At Tsingtao, the apparent British willingness to use force and the speed, strength and resolve that the response conjured up, checked the Japanese. It forced them to think rather than to respond, and this gave the British the time to extract the St Vincent de Paul, which removed the fuze from the charge. Unfortunately, it did not resolve the broader issues as there was no time for diplomacy as Britain was still focused on Europe, so the situation did not resolve itself. In due course, Britain’s deterrent policy in the Far East would be called by the Japanese. The Second World War in the Far East was a lengthy and costly war, and even though it was won, vital imperial outposts, such as Hong Kong and Singapore fell. Where the Royal Navy’s enforcers of peace, the cruisers that Birmingham epitomised, had once ruled the waves, the wagons of war, the battleships HMS Prince of Wales and HMS Repulse, would be sunk. However, deterrence had stopped it from being much worse as by delaying conflict, time was bought, ships were able to be that much further along in building, and these would eventually play a crucial role in the global war that ensued.
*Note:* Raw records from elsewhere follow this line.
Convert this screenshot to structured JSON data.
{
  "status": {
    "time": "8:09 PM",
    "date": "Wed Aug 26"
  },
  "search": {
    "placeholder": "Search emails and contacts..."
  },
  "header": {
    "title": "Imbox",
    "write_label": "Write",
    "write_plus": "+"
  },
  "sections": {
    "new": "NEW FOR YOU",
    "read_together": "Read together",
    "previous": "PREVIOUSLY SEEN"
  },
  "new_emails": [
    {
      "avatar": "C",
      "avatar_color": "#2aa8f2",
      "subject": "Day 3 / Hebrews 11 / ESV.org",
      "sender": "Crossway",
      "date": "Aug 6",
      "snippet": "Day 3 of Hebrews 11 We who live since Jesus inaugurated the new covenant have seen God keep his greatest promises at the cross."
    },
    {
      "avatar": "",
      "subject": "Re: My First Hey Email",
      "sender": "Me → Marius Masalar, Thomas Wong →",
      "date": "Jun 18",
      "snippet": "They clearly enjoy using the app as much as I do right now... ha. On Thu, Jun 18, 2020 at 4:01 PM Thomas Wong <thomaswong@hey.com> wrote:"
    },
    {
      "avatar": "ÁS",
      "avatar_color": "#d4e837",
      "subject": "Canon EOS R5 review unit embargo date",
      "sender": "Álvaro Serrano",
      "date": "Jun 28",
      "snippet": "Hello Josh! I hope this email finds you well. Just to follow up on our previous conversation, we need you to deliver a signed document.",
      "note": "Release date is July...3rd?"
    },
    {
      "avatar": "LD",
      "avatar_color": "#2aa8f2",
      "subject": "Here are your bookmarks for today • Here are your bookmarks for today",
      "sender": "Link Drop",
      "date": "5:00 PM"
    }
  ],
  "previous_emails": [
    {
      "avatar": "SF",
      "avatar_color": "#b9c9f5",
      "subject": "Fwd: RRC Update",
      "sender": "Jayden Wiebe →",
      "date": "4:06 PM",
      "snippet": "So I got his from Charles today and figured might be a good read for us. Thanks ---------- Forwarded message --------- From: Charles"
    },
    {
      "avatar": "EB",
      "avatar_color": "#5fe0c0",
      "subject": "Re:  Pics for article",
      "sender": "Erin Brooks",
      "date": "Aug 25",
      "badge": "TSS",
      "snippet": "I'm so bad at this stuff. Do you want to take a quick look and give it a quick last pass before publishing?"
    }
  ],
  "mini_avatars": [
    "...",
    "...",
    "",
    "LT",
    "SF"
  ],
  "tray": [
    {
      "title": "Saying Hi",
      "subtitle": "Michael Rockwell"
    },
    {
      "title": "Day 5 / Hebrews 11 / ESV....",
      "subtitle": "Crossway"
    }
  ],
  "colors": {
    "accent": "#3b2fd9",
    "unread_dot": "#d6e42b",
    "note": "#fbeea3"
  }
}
Dr Alexander Clarke is a naval historian with a PhD in War Studies from King’s College London. His primary research focuses on the interwar period where he is dealing issues surrounding procurement, grand strategy, and operations. He is a regular contributor to the Global Maritime History website and can be found on Twitter at @AC_NavalHistory.